Dataset rows for apps and sites:
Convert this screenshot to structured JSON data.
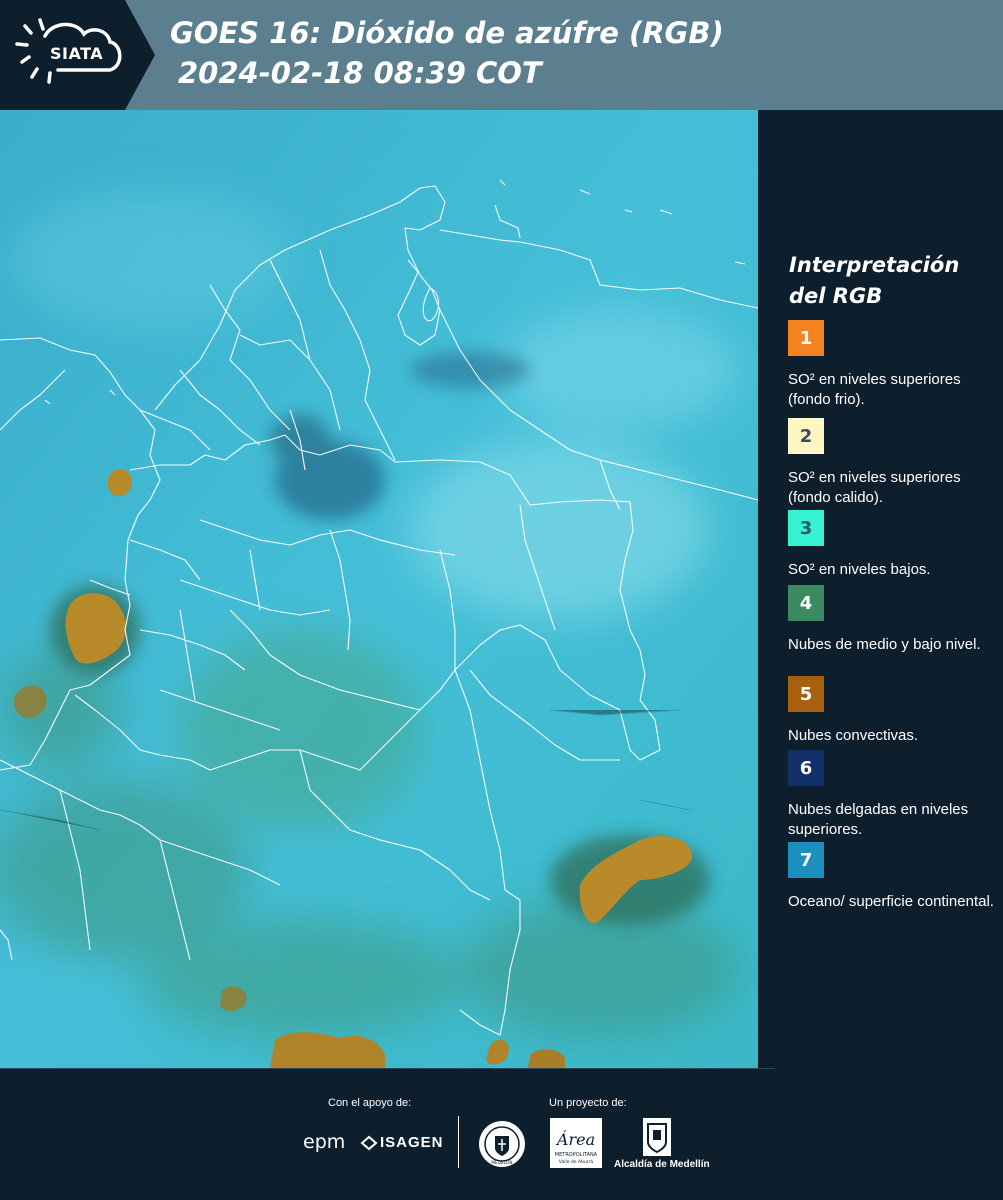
{
  "header": {
    "logo_text": "SIATA",
    "title_line1": "GOES 16: Dióxido de azúfre (RGB)",
    "title_line2": "2024-02-18 08:39 COT"
  },
  "legend": {
    "title_line1": "Interpretación",
    "title_line2": "del RGB",
    "items": [
      {
        "number": "1",
        "color": "#f58220",
        "number_color": "#ffffff",
        "label": "SO² en niveles superiores (fondo frio)."
      },
      {
        "number": "2",
        "color": "#fff6c3",
        "number_color": "#3a4a58",
        "label": "SO² en niveles superiores (fondo calido)."
      },
      {
        "number": "3",
        "color": "#35f2d2",
        "number_color": "#2e5d66",
        "label": "SO² en niveles bajos."
      },
      {
        "number": "4",
        "color": "#3b8a62",
        "number_color": "#ffffff",
        "label": "Nubes de medio y bajo nivel."
      },
      {
        "number": "5",
        "color": "#a8600e",
        "number_color": "#ffffff",
        "label": "Nubes convectivas."
      },
      {
        "number": "6",
        "color": "#12306a",
        "number_color": "#ffffff",
        "label": "Nubes delgadas en niveles superiores."
      },
      {
        "number": "7",
        "color": "#1c8fbf",
        "number_color": "#ffffff",
        "label": "Oceano/ superficie continental."
      }
    ]
  },
  "footer": {
    "support_label": "Con el apoyo de:",
    "project_label": "Un proyecto de:",
    "epm": "epm",
    "isagen": "ISAGEN",
    "area_text": "Área",
    "area_sub": "METROPOLITANA",
    "area_sub2": "Valle de Aburrá",
    "seal_text": "MEDELLÍN",
    "alcaldia": "Alcaldía de Medellín"
  }
}
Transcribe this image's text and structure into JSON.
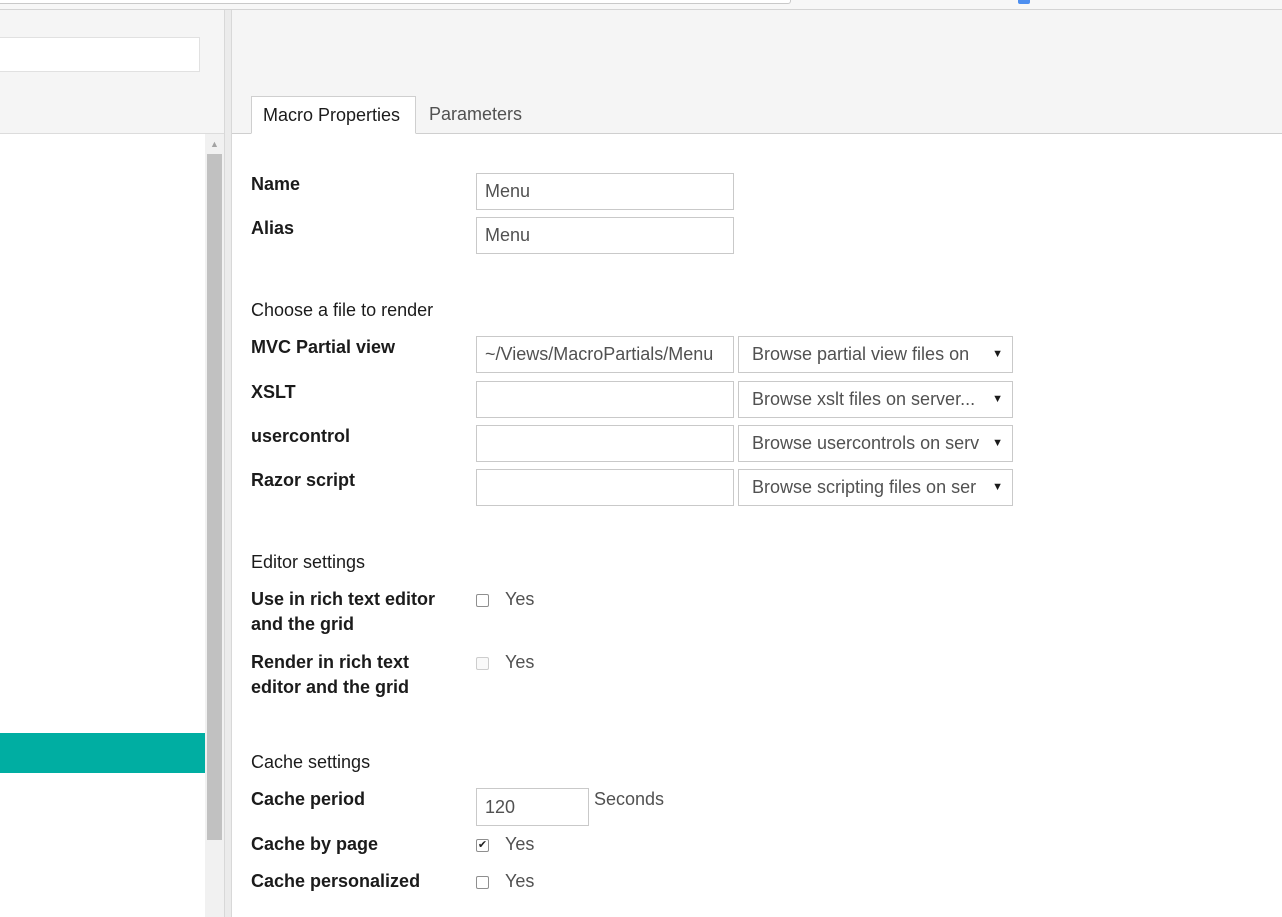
{
  "tabs": [
    {
      "label": "Macro Properties",
      "active": true
    },
    {
      "label": "Parameters",
      "active": false
    }
  ],
  "fields": {
    "name": {
      "label": "Name",
      "value": "Menu"
    },
    "alias": {
      "label": "Alias",
      "value": "Menu"
    }
  },
  "render": {
    "heading": "Choose a file to render",
    "rows": [
      {
        "label": "MVC Partial view",
        "value": "~/Views/MacroPartials/Menu",
        "browse": "Browse partial view files on"
      },
      {
        "label": "XSLT",
        "value": "",
        "browse": "Browse xslt files on server..."
      },
      {
        "label": "usercontrol",
        "value": "",
        "browse": "Browse usercontrols on serv"
      },
      {
        "label": "Razor script",
        "value": "",
        "browse": "Browse scripting files on ser"
      }
    ]
  },
  "editor": {
    "heading": "Editor settings",
    "use_rte_label_1": "Use in rich text editor",
    "use_rte_label_2": "and the grid",
    "use_rte_checked": false,
    "render_rte_label_1": "Render in rich text",
    "render_rte_label_2": "editor and the grid",
    "render_rte_checked": false,
    "yes": "Yes"
  },
  "cache": {
    "heading": "Cache settings",
    "period_label": "Cache period",
    "period_value": "120",
    "period_unit": "Seconds",
    "by_page_label": "Cache by page",
    "by_page_checked": true,
    "personalized_label": "Cache personalized",
    "personalized_checked": false,
    "yes": "Yes"
  },
  "colors": {
    "tree_active": "#00aea2",
    "panel_bg": "#f5f5f5"
  }
}
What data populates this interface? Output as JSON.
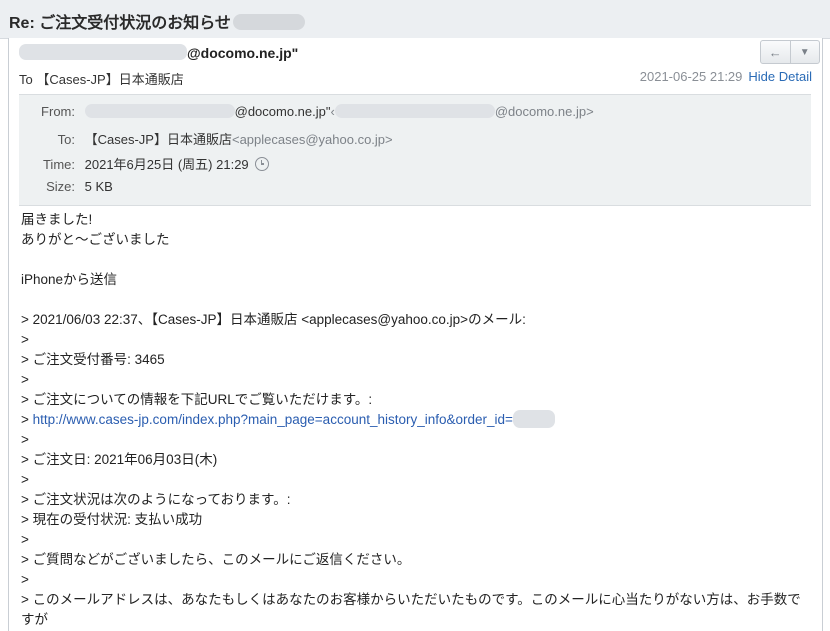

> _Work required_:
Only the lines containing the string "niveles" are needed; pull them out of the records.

> _Response to this task_:
        "label": "SO² en niveles superiores (fondo frio)."
        "label": "SO² en niveles superiores (fondo calido)."
        "label": "SO² en niveles bajos."
        "label": "Nubes delgadas en niveles superiores."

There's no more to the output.